- [THE PROBLEM]
Scan each line of the records for the word "Tokens" and extract the ones that have it.

Collected data entries
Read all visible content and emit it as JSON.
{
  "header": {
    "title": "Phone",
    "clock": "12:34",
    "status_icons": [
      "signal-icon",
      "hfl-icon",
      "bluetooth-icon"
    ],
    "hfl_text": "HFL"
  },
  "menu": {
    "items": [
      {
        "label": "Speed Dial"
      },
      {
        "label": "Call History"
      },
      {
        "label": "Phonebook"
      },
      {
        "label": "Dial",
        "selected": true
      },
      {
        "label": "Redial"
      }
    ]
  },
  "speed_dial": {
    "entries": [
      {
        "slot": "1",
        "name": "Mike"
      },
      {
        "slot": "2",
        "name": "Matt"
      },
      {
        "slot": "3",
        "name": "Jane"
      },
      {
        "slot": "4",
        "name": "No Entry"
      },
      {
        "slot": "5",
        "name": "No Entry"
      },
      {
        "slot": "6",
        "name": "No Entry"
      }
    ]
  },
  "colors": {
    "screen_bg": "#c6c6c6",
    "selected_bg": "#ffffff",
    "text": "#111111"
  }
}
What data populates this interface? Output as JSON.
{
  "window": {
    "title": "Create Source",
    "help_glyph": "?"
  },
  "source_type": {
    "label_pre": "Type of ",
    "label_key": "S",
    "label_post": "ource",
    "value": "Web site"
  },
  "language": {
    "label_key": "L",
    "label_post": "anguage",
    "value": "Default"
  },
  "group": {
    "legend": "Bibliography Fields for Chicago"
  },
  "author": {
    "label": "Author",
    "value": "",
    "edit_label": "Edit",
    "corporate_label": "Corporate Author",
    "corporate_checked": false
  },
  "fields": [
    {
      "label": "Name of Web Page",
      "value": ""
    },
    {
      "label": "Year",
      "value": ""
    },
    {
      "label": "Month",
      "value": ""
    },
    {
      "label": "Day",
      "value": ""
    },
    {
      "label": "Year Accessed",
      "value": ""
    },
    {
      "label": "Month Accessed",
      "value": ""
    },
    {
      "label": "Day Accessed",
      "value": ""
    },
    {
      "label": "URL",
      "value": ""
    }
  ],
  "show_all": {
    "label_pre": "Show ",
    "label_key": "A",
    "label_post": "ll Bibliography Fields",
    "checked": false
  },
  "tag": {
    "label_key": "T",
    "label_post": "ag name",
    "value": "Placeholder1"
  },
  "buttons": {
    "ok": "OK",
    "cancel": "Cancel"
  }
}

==

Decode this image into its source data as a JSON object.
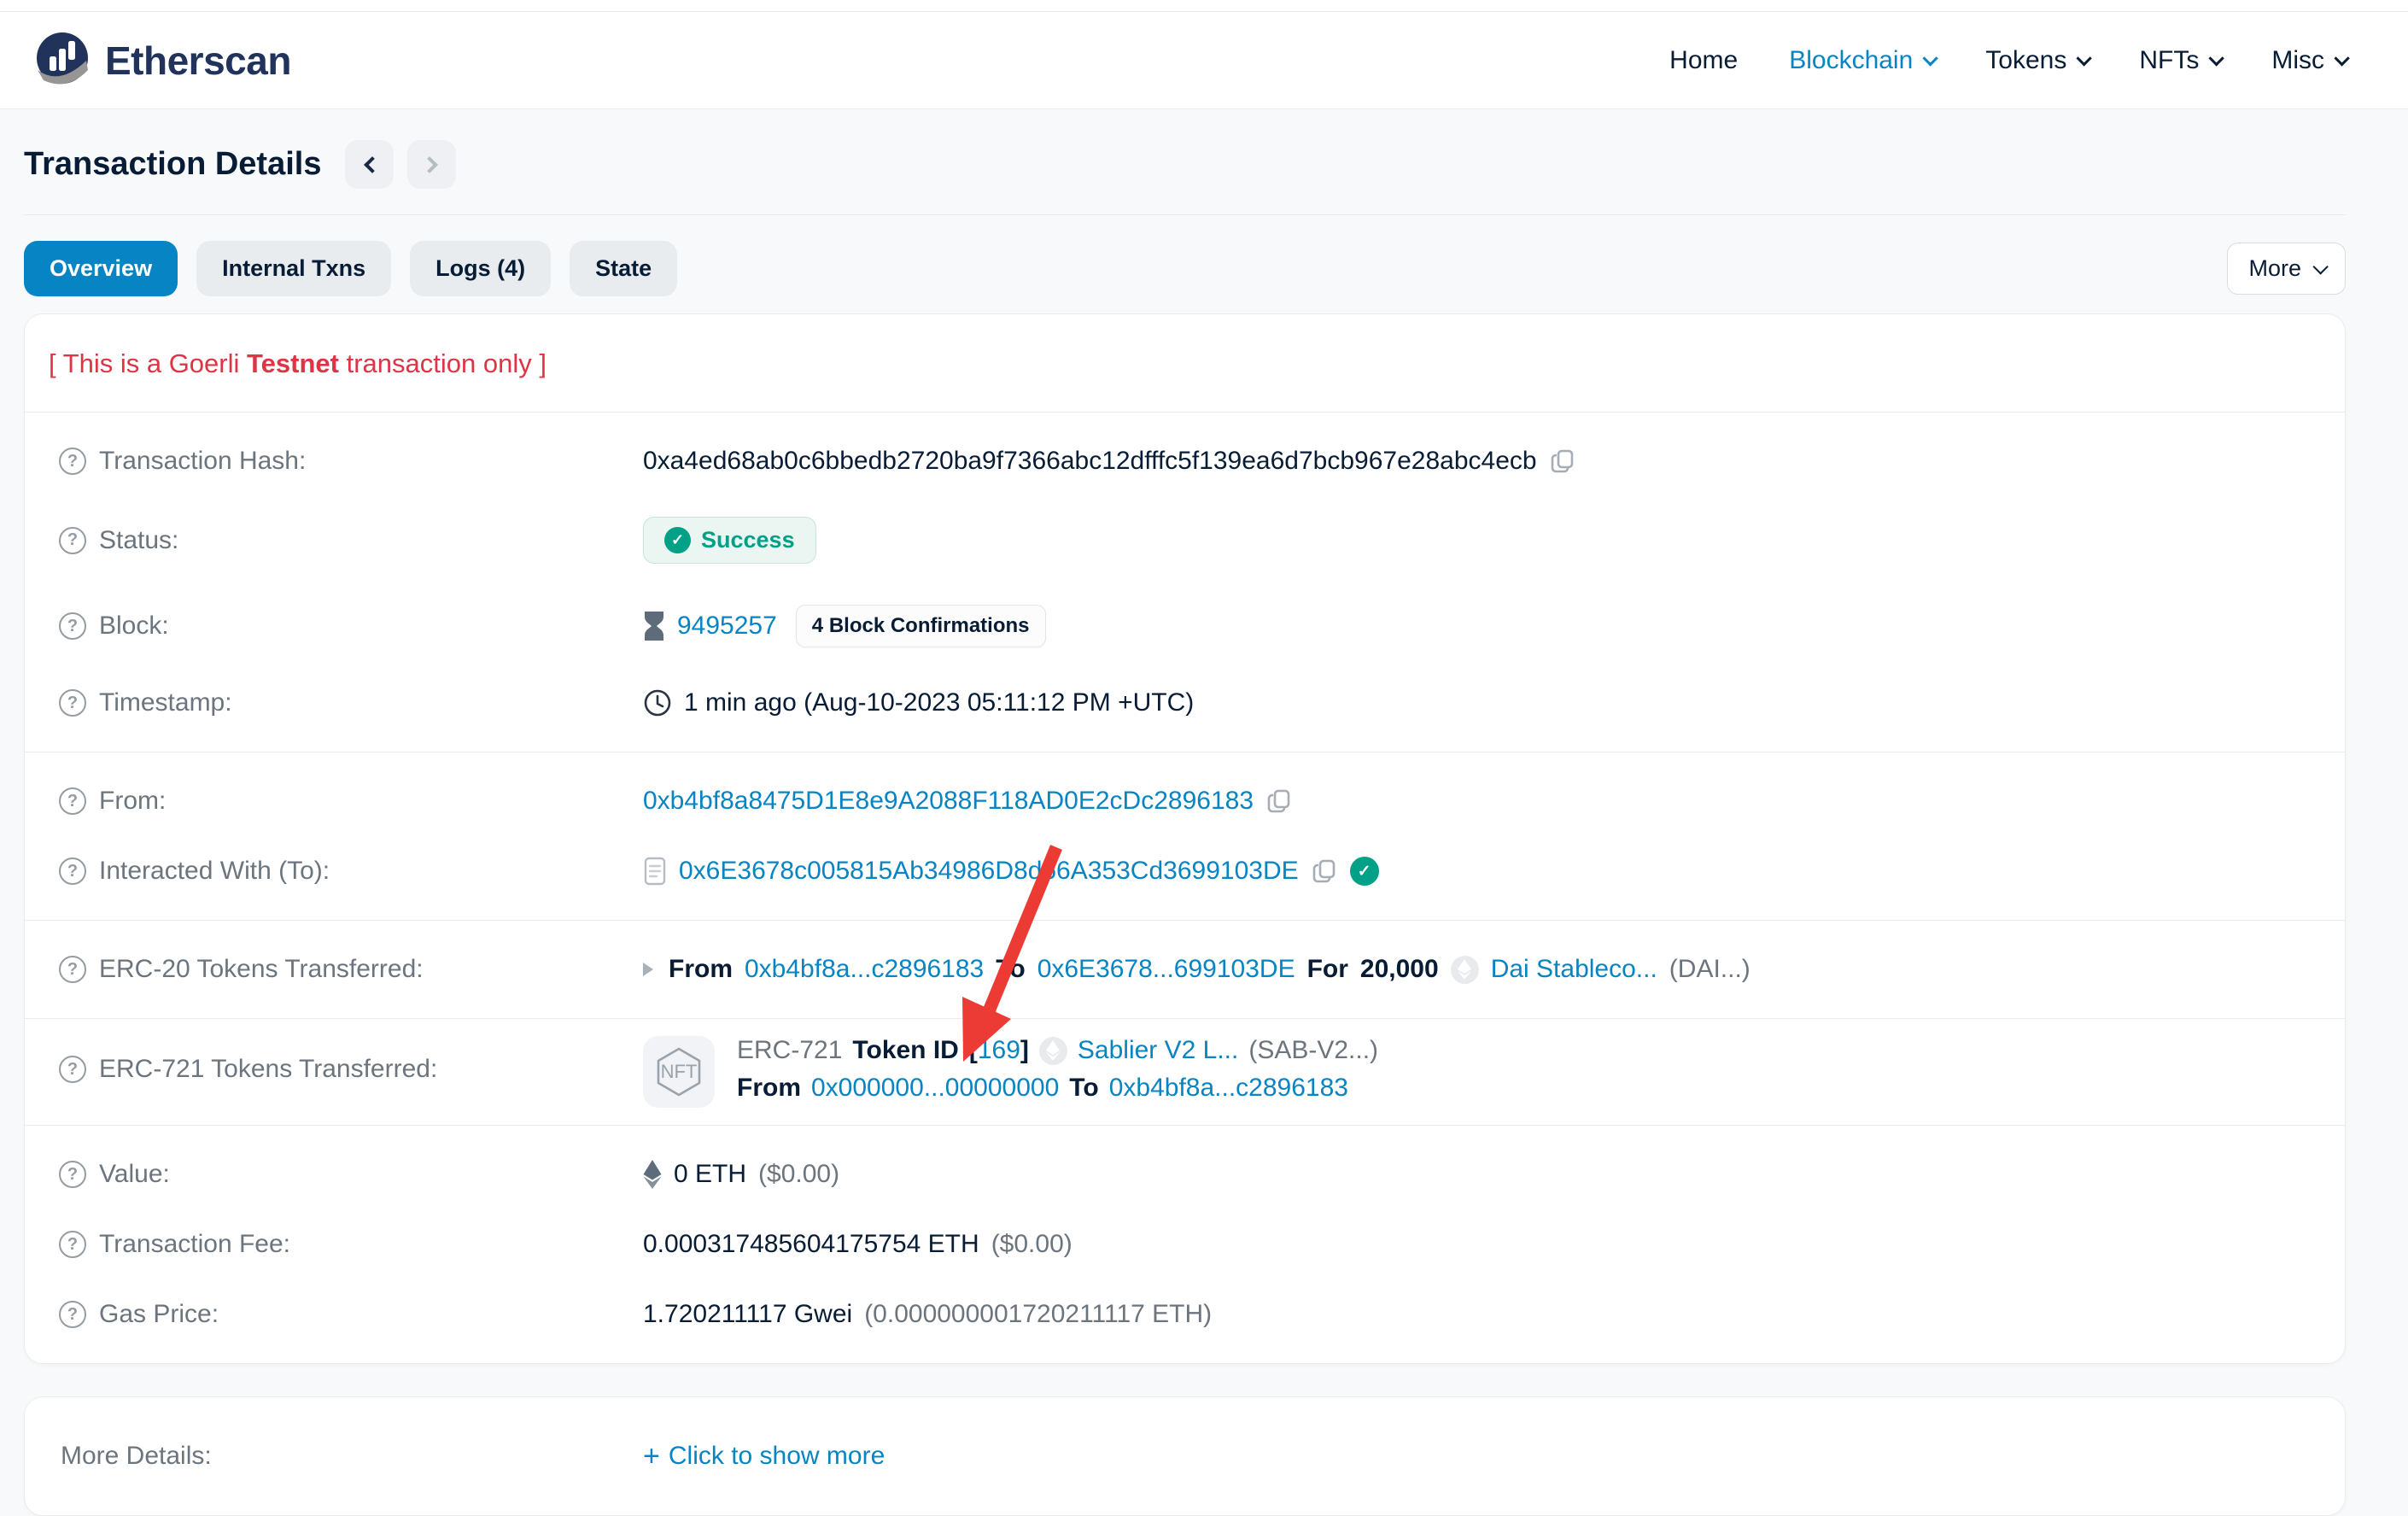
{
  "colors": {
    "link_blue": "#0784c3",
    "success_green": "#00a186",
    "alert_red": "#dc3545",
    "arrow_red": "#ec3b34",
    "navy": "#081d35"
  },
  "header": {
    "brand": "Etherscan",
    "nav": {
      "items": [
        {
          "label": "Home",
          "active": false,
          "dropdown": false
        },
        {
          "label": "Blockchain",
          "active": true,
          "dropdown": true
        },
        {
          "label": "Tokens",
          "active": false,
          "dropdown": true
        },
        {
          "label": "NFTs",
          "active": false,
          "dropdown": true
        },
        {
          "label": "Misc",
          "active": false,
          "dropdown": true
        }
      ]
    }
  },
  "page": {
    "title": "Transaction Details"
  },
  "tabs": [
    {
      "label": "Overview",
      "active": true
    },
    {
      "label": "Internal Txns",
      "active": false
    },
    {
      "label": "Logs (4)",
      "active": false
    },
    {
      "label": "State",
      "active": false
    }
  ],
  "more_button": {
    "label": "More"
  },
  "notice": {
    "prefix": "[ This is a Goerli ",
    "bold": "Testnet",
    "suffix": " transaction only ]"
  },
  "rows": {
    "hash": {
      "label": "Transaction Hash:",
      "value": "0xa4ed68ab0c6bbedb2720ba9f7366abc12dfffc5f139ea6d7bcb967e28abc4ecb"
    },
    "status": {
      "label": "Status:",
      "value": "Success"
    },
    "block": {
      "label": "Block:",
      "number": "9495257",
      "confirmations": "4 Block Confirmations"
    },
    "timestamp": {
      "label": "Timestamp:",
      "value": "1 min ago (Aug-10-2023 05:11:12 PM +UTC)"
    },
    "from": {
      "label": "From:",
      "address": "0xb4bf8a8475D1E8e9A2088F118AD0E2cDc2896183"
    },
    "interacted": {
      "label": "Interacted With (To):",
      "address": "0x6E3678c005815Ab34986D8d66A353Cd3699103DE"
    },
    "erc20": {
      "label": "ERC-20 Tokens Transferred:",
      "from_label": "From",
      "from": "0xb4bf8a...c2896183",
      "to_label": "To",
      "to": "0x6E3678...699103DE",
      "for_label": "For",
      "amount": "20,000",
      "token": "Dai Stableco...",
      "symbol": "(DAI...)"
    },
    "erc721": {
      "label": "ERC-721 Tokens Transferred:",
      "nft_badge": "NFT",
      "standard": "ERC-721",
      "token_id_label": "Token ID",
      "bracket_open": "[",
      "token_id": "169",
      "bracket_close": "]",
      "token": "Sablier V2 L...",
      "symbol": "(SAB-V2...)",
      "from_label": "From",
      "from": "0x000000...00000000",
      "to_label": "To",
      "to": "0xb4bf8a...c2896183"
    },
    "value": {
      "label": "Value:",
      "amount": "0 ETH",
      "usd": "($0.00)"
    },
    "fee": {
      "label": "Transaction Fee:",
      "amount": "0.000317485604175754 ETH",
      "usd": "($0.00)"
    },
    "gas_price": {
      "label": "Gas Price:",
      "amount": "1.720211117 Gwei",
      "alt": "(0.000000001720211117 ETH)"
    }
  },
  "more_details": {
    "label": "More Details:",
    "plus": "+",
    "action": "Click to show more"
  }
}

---

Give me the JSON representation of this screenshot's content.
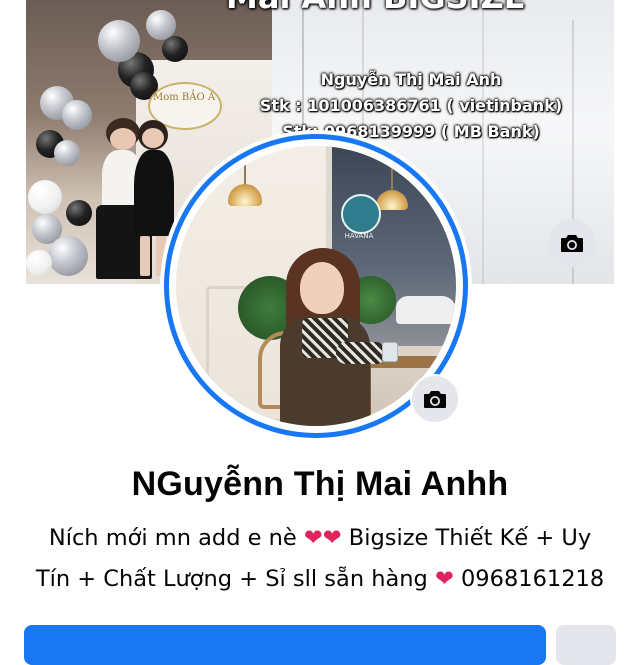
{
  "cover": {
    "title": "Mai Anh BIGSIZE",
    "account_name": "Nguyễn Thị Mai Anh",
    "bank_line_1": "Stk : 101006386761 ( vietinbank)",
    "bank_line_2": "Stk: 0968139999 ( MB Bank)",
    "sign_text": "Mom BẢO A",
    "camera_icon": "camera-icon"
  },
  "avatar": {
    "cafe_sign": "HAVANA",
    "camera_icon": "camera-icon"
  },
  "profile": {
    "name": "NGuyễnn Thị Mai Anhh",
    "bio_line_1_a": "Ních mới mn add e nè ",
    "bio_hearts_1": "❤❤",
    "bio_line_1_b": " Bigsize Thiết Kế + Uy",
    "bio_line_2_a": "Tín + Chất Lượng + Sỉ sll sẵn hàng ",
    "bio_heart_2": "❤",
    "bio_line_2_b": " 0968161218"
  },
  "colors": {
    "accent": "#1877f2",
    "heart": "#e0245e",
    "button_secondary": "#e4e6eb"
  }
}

- [OUTPUT FOR THIS TASK]
          "label": "Tokens",
      "label": "ERC-20 Tokens Transferred:",
      "label": "ERC-721 Tokens Transferred:",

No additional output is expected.